Nestled among the hills of the University of Virginia campus are a couple of nondescript buildings. They are home to NRAO’s Central Development Laboratory (CDL). The buildings are easy to overlook, just as it is easy to overlook the work done by CDL. We see photographs of the radio dishes at Atacama Large Millimeter/submillimeter Array (ALMA) and the Very Large Array (VLA) under a starry sky, and the beautifully rendered scientific images they produce. But between these two extremes is a complex set of processes that transform the faint radio signals of distant space into usable scientific data. Achieving that transformation effectively is one of CDLs most important jobs.
Radio is light, similar to the visible light we see all around us, but with much longer wavelengths. The wavelength of visible light is similar to the size of microscopic bacteria, while radio light has wavelengths ranging from millimeters to meters. Radio images can’t be captured on photographic film, or converted to an image by a simple digital camera.
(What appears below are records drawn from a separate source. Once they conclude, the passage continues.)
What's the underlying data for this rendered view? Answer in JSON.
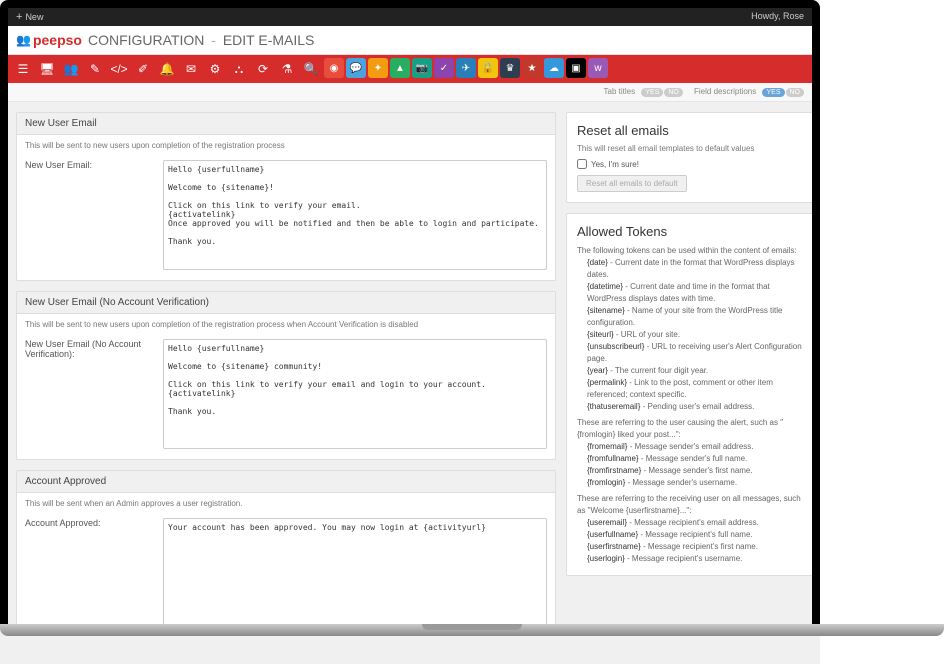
{
  "topbar": {
    "new_label": "New",
    "greeting": "Howdy, Rose"
  },
  "header": {
    "logo": "peepso",
    "crumb1": "CONFIGURATION",
    "crumb2": "EDIT E-MAILS"
  },
  "toolbar_icons": [
    {
      "name": "layers-icon",
      "glyph": "☰",
      "bg": ""
    },
    {
      "name": "monitor-icon",
      "glyph": "🖥",
      "bg": ""
    },
    {
      "name": "user-icon",
      "glyph": "👥",
      "bg": ""
    },
    {
      "name": "edit-icon",
      "glyph": "✎",
      "bg": ""
    },
    {
      "name": "code-icon",
      "glyph": "</>",
      "bg": ""
    },
    {
      "name": "brush-icon",
      "glyph": "✐",
      "bg": ""
    },
    {
      "name": "bell-icon",
      "glyph": "🔔",
      "bg": ""
    },
    {
      "name": "mail-icon",
      "glyph": "✉",
      "bg": ""
    },
    {
      "name": "gear-icon",
      "glyph": "⚙",
      "bg": ""
    },
    {
      "name": "sitemap-icon",
      "glyph": "⛬",
      "bg": ""
    },
    {
      "name": "refresh-icon",
      "glyph": "⟳",
      "bg": ""
    },
    {
      "name": "flask-icon",
      "glyph": "⚗",
      "bg": ""
    },
    {
      "name": "search-icon",
      "glyph": "🔍",
      "bg": ""
    },
    {
      "name": "app1-icon",
      "glyph": "◉",
      "bg": "#e84c3d"
    },
    {
      "name": "app2-icon",
      "glyph": "💬",
      "bg": "#4aa3df"
    },
    {
      "name": "app3-icon",
      "glyph": "✦",
      "bg": "#f39c12"
    },
    {
      "name": "app4-icon",
      "glyph": "▲",
      "bg": "#27ae60"
    },
    {
      "name": "app5-icon",
      "glyph": "📷",
      "bg": "#16a085"
    },
    {
      "name": "app6-icon",
      "glyph": "✓",
      "bg": "#8e44ad"
    },
    {
      "name": "app7-icon",
      "glyph": "✈",
      "bg": "#2980b9"
    },
    {
      "name": "app8-icon",
      "glyph": "🔒",
      "bg": "#f1c40f"
    },
    {
      "name": "app9-icon",
      "glyph": "♛",
      "bg": "#2c3e50"
    },
    {
      "name": "app10-icon",
      "glyph": "★",
      "bg": "#c0392b"
    },
    {
      "name": "app11-icon",
      "glyph": "☁",
      "bg": "#3498db"
    },
    {
      "name": "app12-icon",
      "glyph": "▣",
      "bg": "#000"
    },
    {
      "name": "app13-icon",
      "glyph": "w",
      "bg": "#9b59b6"
    }
  ],
  "subbar": {
    "tab_titles_label": "Tab titles",
    "tab_titles_yes": "YES",
    "tab_titles_no": "NO",
    "field_desc_label": "Field descriptions",
    "field_desc_yes": "YES",
    "field_desc_no": "NO"
  },
  "sections": [
    {
      "title": "New User Email",
      "desc": "This will be sent to new users upon completion of the registration process",
      "label": "New User Email:",
      "value": "Hello {userfullname}\n\nWelcome to {sitename}!\n\nClick on this link to verify your email.\n{activatelink}\nOnce approved you will be notified and then be able to login and participate.\n\nThank you."
    },
    {
      "title": "New User Email (No Account Verification)",
      "desc": "This will be sent to new users upon completion of the registration process when Account Verification is disabled",
      "label": "New User Email (No Account Verification):",
      "value": "Hello {userfullname}\n\nWelcome to {sitename} community!\n\nClick on this link to verify your email and login to your account.\n{activatelink}\n\nThank you."
    },
    {
      "title": "Account Approved",
      "desc": "This will be sent when an Admin approves a user registration.",
      "label": "Account Approved:",
      "value": "Your account has been approved. You may now login at {activityurl}"
    }
  ],
  "reset": {
    "title": "Reset all emails",
    "desc": "This will reset all email templates to default values",
    "checkbox_label": "Yes, I'm sure!",
    "button": "Reset all emails to default"
  },
  "tokens": {
    "title": "Allowed Tokens",
    "intro": "The following tokens can be used within the content of emails:",
    "list1": [
      {
        "k": "{date}",
        "v": "Current date in the format that WordPress displays dates."
      },
      {
        "k": "{datetime}",
        "v": "Current date and time in the format that WordPress displays dates with time."
      },
      {
        "k": "{sitename}",
        "v": "Name of your site from the WordPress title configuration."
      },
      {
        "k": "{siteurl}",
        "v": "URL of your site."
      },
      {
        "k": "{unsubscribeurl}",
        "v": "URL to receiving user's Alert Configuration page."
      },
      {
        "k": "{year}",
        "v": "The current four digit year."
      },
      {
        "k": "{permalink}",
        "v": "Link to the post, comment or other item referenced; context specific."
      },
      {
        "k": "{thatuseremail}",
        "v": "Pending user's email address."
      }
    ],
    "intro2": "These are referring to the user causing the alert, such as \"{fromlogin} liked your post...\":",
    "list2": [
      {
        "k": "{fromemail}",
        "v": "Message sender's email address."
      },
      {
        "k": "{fromfullname}",
        "v": "Message sender's full name."
      },
      {
        "k": "{fromfirstname}",
        "v": "Message sender's first name."
      },
      {
        "k": "{fromlogin}",
        "v": "Message sender's username."
      }
    ],
    "intro3": "These are referring to the receiving user on all messages, such as \"Welcome {userfirstname}...\":",
    "list3": [
      {
        "k": "{useremail}",
        "v": "Message recipient's email address."
      },
      {
        "k": "{userfullname}",
        "v": "Message recipient's full name."
      },
      {
        "k": "{userfirstname}",
        "v": "Message recipient's first name."
      },
      {
        "k": "{userlogin}",
        "v": "Message recipient's username."
      }
    ]
  }
}
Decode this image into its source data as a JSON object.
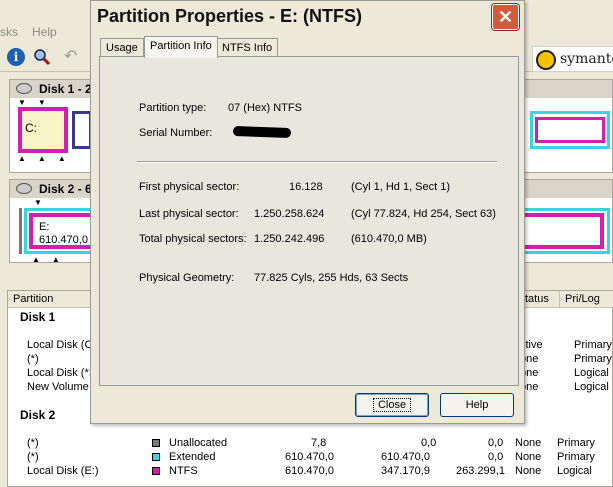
{
  "background_app": {
    "menu": [
      "sks",
      "Help"
    ],
    "toolbar_icons": [
      "info-icon",
      "search-icon",
      "undo-icon"
    ],
    "brand": "symante",
    "disk1": {
      "label": "Disk 1 - 2",
      "partition_c": "C:"
    },
    "disk2": {
      "label": "Disk 2 - 6",
      "partition_e": "E:",
      "partition_e_size": "610.470,0"
    },
    "list": {
      "columns": [
        "Partition",
        "tatus",
        "Pri/Log"
      ],
      "groups": [
        {
          "title": "Disk 1",
          "rows": [
            {
              "name": "Local Disk (C",
              "status": "ctive",
              "prilog": "Primary"
            },
            {
              "name": "(*)",
              "status": "one",
              "prilog": "Primary"
            },
            {
              "name": "Local Disk (*:",
              "status": "one",
              "prilog": "Logical"
            },
            {
              "name": "New Volume",
              "status": "one",
              "prilog": "Logical"
            }
          ]
        },
        {
          "title": "Disk 2",
          "rows": [
            {
              "name": "(*)",
              "type": "Unallocated",
              "swatch": "#7a7a7a",
              "size": "7,8",
              "used": "0,0",
              "unused": "0,0",
              "status": "None",
              "prilog": "Primary"
            },
            {
              "name": "(*)",
              "type": "Extended",
              "swatch": "#3ad3e0",
              "size": "610.470,0",
              "used": "610.470,0",
              "unused": "0,0",
              "status": "None",
              "prilog": "Primary"
            },
            {
              "name": "Local Disk (E:)",
              "type": "NTFS",
              "swatch": "#d21fb0",
              "size": "610.470,0",
              "used": "347.170,9",
              "unused": "263.299,1",
              "status": "None",
              "prilog": "Logical"
            }
          ]
        }
      ]
    }
  },
  "dialog": {
    "title": "Partition Properties - E:  (NTFS)",
    "tabs": [
      "Usage",
      "Partition Info",
      "NTFS Info"
    ],
    "active_tab": "Partition Info",
    "fields": {
      "partition_type_label": "Partition type:",
      "partition_type_value": "07 (Hex)  NTFS",
      "serial_label": "Serial Number:",
      "first_sector_label": "First physical sector:",
      "first_sector_value": "16.128",
      "first_sector_chs": "(Cyl 1, Hd 1, Sect 1)",
      "last_sector_label": "Last physical sector:",
      "last_sector_value": "1.250.258.624",
      "last_sector_chs": "(Cyl 77.824, Hd 254, Sect 63)",
      "total_sectors_label": "Total physical sectors:",
      "total_sectors_value": "1.250.242.496",
      "total_sectors_mb": "(610.470,0 MB)",
      "geometry_label": "Physical Geometry:",
      "geometry_value": "77.825 Cyls, 255 Hds, 63 Sects"
    },
    "buttons": {
      "close": "Close",
      "help": "Help"
    }
  },
  "colors": {
    "ntfs": "#d21fb0",
    "extended": "#3ad3e0",
    "fat": "#f6f4c8",
    "close_button": "#d45a3c"
  }
}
Instead, the signal must be amplified, filtered, and processed in multiple stages before its information can be stored on a digital chip.
Sri Srikanth works on one of the first stages: capturing and focusing radio signals so that they are strong and clear. This is done with feed horns and polarizers. The feed horn is like a funnel that maximizes the radio signal. To be effective, a feed horn must be scaled relative to the wavelength. The shorter the wavelength, the smaller the feed horn must be. Ridges inside the feed horn helps prepare the signal for the polarizer, which splits the signal into perpendicular parts. These components are designed to carry the signal through to the next stage with very little loss.
Before the signal can be converted from analog radio to digital, it must be pre-processed. A large part of this stage involves amplification and downconversion. This is where Matt Morgan comes in. He designs the systems that make the signal usable by computer processors. Computer chips operate at frequencies up to the GHz range, but the radio frequencies captured by telescopes can be as much as a thousand times higher. Downconversion involves combining the radio signal with another signal of a similar frequency. These two signals interfere to create a signal of much lower frequency. When done correctly, this creates a GHz frequency radio signal that contains all the information of the original. Once this is done it can be converted to a digital signal.
Analog to digital conversion is common in our modern world. We use it all the time to watch digital television or browse cat pictures on the Internet. Radio astronomy signals are converted in a similar way, but they carry so much information that you need a specially designed computer chip to keep up with the bandwidth. Omar Ojeda creates these chips by first building prototypes using off-the-shelf parts. His prototypes are about the size of a laptop. Once the design is optimized and tested it is built into chips that would easily fit on the tip of your finger. With these custom designs radio telescopes can capture more radio data at lower costs.
Much of this needs to be done at extremely low temperatures. Radio light is often produced by cold gas and dust in deep space. To see these signals your detectors need to be even colder. This is a particular challenge because computer processors and power systems generate heat as they operate. Joey Lambert is a low-temperature physicist who works on signal mixers. These are made of superconducting materials and require low temperatures to operate.
All of these stages need to work together smoothly, so CDL coordinates with astronomers and engineers to address needs as they arise. Observatories such as ALMA and the VLA are at the cutting edge of radio astronomy. They not only give us amazing radio images, they also teach us how to observe the radio sky more effectively and in more detail. The Central Development Laboratory works to ensure that NRAO observatories will always be improving.